MM Curator summary
[MM Curator Summary]: The Governor of CNMI has shot down a bill that would codify various authorities for the Medicaid agency.
The article below has been highlighted and summarized by our research team. It is provided here for member convenience as part of our Curator service.
GOVERNOR Ralph DLG Torres on Friday vetoed House Bill 22-53, which proposes to “further enable recruitment, retention and appropriate classification and compensation” in the Commonwealth Medicaid Agency.
Introduced by Rep. Leila Fleming Staffler, the bill aims to:
1) Codify the authority of the Medicaid director to reprogram funding appropriated for Medicaid program among the established business units in a fiscal year budget;
2) Direct the Office of Personnel Management to undertake a repricing study for eligibility, enrollment, claims processing, and health information technology personnel and retention based on the classification and compensation of Commonwealth Healthcare Corp.; and
3) Authorize OPM to hire Medicaid Enterprise System, data analysis, program integrity, and auditing personnel under excepted service employment contracts until the market-based repricing classification and compensation study is completed.
According to the bill, the CNMI government’s fiscal year 2021 budget established a Compliance and Medicaid Enterprise System as a new business unit “to balance the program needs for administration and medical reimbursement with the legal requirements of Title XIX of the Social Security Act.”
In addition, the Legislature also provided the Medicaid director the authority to reallocate the funds appropriated in the budget law.
H.B. 22-53 clarifies the authority of the Medicaid director to reprogram funds among the Medicaid business units categories or any other business units the Legislature may establish in the appropriation measure.

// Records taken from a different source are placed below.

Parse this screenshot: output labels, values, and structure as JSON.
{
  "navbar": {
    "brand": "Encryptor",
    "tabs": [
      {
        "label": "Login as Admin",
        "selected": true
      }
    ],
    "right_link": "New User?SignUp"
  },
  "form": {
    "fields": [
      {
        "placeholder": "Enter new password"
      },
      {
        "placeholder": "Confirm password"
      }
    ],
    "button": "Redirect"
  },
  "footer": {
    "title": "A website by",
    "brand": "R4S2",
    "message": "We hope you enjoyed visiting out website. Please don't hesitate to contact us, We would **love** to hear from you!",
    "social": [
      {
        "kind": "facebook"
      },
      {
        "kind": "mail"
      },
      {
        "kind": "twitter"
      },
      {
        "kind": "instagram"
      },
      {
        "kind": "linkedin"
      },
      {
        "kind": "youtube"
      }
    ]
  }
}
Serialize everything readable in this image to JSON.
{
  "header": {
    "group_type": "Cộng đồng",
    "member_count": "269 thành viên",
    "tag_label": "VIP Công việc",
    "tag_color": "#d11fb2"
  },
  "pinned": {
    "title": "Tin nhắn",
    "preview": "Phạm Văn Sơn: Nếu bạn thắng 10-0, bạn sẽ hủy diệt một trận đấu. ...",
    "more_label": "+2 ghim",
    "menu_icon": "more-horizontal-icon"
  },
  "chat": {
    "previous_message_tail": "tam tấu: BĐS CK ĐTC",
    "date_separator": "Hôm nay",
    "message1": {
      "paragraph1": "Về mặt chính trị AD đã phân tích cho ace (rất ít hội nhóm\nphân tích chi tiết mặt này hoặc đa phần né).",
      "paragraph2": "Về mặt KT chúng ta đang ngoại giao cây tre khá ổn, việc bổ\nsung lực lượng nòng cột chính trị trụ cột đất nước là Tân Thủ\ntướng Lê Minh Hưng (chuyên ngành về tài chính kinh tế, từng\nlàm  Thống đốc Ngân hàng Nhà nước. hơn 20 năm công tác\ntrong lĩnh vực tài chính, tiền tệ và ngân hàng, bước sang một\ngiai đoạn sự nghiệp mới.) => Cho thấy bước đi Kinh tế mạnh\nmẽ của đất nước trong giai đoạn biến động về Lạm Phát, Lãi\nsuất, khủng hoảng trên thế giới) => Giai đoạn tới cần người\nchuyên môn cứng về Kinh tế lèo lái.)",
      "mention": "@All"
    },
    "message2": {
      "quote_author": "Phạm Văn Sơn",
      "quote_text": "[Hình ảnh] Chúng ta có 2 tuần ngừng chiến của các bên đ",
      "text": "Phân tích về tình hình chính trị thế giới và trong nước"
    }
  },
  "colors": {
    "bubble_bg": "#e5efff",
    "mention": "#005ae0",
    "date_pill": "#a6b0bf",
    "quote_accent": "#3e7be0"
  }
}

The bill also stated that positions for Medicaid Enterprise System personnel approved and funded, at a minimum, with 50% to 90% federal funds, as approved by the Centers for Medicare and Medicaid Services, “have yet to be recruited, resulting in delays to important project activities and time lines.”
The measure states that “specialized health information technology and Medicaid data analytics personnel required by Medicaid are in short supply until OPM is able to undertake a market-based classification and compensation pricing study for health information technology and data analytics personnel that, in minimum, reflects the comparable classification compensation of like positions at CHCC.”
In his veto message, the governor said due to ambiguities in the language of the bill as noted by the attorney general, and similar concerns of OPM, “I must respectfully exercise my constitutional authority to veto this bill.”
He said if approved, the measure would create a narrow exception to the reprogramming restrictions in the Planning and Budgeting Act, with regard to the Medicaid Agency.
He said funds appropriated to the Medicaid Agency may be reprogrammed by the director regardless of whether the funds are for personnel or non-personnel expenditures.
Right now, the governor said, the Planning and Budgeting Act permits the reprogramming of funds from personnel to non-personnel or operations, but not vice versa.
The governor also noticed that the bill would require OPM to establish personnel positions for the Medicaid Agency that fall under Medicaid Enterprise System. The MES positions, he added, are approved by the Centers for Medicare & Medicaid Services.
OPM is further tasked with performing a review and study of the classification of personnel required by the Medicaid program with classification and compensation rates comparable to CHCC and private insurers and providers.
In recruiting prospective employees, the governor said OPM would be directed to interview and employ individuals who have demonstrable and specific knowledge, skills, experience, training and abilities applicable in Medicaid administration and similar healthcare management and analytics program.
But the governor said H.B. 22-53 would exempt MES employees from the civil service system. Upon completion of OPM’s classification and compensation study to be approved by the Medicaid director, the MES employees may opt to convert to the civil service system and become civil service employees.
According to the governor, the attorney general makes it clear that Legislature’s lawmaking authority over the civil service system “is not plenary.” Only the Civil Service Commission has the authority over civil service system and is the sole authority to exempt positions from civil service classification, the governor said.